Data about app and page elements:
——
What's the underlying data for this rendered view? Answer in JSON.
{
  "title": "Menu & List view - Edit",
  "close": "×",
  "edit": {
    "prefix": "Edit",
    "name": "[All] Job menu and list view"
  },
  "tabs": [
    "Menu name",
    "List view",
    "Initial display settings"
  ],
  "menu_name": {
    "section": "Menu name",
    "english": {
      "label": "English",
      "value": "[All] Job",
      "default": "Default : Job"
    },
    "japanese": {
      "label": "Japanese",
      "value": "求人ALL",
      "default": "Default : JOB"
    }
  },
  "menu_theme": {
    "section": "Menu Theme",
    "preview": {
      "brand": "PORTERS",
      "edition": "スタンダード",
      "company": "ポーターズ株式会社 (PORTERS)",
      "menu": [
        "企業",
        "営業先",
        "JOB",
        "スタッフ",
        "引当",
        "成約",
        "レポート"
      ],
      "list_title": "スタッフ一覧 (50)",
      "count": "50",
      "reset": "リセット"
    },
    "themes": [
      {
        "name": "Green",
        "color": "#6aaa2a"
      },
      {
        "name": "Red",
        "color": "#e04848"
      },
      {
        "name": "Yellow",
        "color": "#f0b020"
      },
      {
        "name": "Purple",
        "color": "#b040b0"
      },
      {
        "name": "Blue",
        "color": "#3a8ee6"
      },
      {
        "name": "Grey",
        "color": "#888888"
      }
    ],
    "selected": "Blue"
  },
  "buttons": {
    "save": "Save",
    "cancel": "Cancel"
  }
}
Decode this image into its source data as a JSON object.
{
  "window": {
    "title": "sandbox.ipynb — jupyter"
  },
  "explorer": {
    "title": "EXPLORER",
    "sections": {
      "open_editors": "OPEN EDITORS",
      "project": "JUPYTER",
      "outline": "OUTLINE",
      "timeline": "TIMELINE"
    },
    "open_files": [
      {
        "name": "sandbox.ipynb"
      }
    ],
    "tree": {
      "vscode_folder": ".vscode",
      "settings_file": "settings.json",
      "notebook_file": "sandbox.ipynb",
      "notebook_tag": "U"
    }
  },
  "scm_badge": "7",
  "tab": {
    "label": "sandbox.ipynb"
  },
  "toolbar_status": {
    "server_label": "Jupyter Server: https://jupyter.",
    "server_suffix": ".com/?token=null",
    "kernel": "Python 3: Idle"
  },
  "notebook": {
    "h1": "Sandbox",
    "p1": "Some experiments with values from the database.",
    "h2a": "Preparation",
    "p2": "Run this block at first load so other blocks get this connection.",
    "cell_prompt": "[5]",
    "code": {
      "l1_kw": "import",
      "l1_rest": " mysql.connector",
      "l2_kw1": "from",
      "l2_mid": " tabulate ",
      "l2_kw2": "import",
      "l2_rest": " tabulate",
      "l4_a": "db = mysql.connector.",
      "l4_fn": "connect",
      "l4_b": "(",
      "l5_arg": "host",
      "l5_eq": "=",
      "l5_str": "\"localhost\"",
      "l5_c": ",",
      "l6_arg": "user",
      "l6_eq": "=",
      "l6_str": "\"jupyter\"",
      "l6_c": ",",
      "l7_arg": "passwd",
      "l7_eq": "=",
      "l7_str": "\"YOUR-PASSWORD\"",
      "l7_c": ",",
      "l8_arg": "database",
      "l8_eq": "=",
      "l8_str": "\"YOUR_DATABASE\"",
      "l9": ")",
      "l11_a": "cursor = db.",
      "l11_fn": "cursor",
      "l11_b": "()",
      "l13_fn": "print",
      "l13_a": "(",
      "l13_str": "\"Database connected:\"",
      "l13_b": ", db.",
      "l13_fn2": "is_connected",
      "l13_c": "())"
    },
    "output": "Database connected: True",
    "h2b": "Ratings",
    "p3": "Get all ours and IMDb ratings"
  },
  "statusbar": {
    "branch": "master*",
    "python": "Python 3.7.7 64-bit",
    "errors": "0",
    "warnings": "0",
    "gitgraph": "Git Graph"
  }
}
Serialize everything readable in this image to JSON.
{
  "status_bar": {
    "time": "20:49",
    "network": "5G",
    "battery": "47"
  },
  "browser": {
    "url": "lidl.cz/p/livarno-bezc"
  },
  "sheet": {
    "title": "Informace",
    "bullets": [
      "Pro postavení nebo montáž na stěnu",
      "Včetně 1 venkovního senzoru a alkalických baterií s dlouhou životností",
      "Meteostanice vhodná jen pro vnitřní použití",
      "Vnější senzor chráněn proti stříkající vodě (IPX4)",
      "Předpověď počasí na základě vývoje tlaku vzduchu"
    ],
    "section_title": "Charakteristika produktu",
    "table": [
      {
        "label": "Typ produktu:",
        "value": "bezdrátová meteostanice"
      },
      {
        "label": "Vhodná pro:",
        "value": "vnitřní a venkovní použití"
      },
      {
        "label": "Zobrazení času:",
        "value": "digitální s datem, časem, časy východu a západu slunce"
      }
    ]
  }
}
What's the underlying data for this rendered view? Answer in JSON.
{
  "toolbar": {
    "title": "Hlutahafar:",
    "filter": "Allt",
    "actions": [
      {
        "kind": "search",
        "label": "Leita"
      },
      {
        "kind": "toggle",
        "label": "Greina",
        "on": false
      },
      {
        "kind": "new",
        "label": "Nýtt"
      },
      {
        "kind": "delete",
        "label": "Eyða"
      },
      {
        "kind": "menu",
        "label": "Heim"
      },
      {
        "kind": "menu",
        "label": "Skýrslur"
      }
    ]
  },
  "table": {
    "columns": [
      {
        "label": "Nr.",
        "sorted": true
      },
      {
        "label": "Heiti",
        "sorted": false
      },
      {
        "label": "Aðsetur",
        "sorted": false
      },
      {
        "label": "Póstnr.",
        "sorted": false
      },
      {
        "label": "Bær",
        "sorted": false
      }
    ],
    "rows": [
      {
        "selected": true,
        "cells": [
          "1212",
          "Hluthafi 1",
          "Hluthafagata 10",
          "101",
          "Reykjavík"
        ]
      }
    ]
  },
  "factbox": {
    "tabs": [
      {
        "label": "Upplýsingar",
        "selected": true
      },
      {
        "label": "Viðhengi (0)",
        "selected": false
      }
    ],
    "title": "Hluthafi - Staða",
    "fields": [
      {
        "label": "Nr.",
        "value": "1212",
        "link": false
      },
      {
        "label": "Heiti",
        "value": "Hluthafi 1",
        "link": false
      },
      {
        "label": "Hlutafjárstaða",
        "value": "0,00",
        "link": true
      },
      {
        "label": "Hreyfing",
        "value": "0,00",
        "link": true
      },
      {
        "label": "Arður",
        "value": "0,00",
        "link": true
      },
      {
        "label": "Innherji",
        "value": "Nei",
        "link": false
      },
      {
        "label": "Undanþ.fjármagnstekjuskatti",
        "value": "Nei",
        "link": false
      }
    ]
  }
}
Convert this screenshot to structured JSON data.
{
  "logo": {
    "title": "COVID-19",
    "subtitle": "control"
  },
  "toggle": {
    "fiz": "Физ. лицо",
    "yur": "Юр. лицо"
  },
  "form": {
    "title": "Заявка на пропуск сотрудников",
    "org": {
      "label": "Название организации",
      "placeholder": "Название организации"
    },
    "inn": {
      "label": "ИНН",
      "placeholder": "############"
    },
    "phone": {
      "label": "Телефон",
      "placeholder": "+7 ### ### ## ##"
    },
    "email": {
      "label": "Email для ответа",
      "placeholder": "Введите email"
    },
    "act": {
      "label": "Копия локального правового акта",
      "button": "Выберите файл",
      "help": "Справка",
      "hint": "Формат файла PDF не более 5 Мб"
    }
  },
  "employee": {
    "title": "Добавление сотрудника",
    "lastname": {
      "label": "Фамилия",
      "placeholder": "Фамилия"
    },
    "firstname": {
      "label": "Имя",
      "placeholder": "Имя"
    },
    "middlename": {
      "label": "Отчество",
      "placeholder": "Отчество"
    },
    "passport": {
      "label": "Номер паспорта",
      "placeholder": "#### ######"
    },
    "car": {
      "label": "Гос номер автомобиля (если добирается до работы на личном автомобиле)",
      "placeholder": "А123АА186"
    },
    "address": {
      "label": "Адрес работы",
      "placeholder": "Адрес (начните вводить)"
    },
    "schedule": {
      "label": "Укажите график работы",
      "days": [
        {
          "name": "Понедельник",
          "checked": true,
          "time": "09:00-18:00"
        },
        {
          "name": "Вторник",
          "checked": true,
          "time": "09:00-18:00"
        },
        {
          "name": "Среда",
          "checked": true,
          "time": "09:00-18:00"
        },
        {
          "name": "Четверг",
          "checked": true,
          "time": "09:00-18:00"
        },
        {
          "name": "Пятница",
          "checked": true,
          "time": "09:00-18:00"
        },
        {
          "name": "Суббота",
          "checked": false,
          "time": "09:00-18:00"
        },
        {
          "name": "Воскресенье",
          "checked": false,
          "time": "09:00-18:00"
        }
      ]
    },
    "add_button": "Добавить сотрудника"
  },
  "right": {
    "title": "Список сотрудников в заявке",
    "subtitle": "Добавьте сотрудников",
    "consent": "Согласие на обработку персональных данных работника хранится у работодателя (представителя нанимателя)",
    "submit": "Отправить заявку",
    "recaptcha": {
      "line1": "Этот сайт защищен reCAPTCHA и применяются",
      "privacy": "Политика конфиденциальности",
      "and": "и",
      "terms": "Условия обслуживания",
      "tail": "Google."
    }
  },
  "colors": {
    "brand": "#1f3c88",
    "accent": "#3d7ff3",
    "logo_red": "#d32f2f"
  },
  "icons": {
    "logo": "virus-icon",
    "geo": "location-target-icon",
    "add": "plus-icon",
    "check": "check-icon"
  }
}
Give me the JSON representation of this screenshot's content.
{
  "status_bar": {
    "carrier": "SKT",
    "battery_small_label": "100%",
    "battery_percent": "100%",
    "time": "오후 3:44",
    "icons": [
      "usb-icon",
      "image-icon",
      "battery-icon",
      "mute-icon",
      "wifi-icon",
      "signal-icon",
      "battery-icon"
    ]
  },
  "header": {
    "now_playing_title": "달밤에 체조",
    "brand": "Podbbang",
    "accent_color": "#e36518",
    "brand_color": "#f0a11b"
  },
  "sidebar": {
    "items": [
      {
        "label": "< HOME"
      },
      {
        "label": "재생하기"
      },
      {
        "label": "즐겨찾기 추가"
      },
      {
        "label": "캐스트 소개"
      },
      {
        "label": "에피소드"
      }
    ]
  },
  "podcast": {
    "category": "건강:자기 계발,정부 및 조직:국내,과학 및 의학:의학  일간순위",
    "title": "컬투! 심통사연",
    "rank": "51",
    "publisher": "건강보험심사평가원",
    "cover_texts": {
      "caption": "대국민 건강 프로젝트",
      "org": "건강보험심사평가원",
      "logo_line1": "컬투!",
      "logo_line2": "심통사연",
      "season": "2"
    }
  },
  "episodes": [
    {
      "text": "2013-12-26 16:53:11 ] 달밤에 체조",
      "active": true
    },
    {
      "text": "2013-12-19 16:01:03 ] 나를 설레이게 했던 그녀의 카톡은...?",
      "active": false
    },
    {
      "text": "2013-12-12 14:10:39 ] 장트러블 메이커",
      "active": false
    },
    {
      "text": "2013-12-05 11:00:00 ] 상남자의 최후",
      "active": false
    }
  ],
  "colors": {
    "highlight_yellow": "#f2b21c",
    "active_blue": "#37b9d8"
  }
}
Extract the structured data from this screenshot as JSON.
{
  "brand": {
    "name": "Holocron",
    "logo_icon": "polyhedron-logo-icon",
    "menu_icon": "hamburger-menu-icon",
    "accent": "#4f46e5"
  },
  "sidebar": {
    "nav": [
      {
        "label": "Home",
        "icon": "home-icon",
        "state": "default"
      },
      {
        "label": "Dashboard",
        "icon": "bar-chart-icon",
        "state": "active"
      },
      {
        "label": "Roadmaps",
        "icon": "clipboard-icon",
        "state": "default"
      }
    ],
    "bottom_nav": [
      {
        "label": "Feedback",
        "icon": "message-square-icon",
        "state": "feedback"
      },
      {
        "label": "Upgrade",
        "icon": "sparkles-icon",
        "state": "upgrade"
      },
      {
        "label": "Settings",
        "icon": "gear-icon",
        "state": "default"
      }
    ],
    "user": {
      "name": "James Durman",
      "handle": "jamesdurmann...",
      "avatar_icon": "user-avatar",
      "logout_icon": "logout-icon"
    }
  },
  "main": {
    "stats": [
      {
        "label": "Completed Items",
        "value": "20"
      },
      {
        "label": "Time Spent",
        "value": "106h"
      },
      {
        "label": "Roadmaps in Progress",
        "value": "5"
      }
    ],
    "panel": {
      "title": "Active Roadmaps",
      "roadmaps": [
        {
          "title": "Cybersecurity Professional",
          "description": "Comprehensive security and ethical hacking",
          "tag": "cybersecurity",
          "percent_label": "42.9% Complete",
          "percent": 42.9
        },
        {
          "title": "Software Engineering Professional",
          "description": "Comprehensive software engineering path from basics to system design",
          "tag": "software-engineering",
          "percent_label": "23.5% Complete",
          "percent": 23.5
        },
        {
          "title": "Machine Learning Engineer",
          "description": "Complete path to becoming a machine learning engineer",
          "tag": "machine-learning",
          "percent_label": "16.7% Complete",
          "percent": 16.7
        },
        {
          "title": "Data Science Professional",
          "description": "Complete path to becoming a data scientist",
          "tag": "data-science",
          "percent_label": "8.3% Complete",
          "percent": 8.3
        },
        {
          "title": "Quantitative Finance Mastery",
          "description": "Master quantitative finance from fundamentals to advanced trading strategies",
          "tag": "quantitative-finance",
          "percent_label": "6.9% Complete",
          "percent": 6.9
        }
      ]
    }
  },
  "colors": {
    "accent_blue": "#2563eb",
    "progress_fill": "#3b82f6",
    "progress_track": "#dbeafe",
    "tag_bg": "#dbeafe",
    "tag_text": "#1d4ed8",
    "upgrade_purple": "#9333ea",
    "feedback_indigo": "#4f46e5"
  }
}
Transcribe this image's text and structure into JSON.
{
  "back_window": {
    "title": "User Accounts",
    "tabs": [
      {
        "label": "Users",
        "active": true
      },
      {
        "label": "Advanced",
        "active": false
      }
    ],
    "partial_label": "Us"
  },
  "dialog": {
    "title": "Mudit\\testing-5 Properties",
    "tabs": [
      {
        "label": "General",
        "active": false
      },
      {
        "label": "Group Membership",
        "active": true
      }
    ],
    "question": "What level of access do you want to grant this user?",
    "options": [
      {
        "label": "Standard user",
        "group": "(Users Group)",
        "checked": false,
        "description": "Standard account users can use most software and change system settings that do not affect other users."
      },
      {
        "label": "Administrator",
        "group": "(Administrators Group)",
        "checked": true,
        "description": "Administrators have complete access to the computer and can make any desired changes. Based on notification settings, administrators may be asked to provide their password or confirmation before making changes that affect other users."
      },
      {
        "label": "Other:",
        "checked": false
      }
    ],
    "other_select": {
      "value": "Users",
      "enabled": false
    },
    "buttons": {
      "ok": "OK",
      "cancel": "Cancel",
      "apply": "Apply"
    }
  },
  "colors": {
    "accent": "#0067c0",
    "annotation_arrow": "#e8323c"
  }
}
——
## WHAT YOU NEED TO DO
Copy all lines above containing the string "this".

## RESPONSE BOX
What's the underlying data for this rendered view? Answer in JSON.
Decode this image into its source data as a JSON object.
    "p2": "Run this block at first load so other blocks get this connection.",
Serialize everything readable in this image to JSON.
What's the underlying data for this rendered view? Answer in JSON.
Convert this screenshot to structured JSON data.
Give me the JSON representation of this screenshot's content.
Extract the structured data from this screenshot as JSON.
Transcribe this image's text and structure into JSON.
    "question": "What level of access do you want to grant this user?",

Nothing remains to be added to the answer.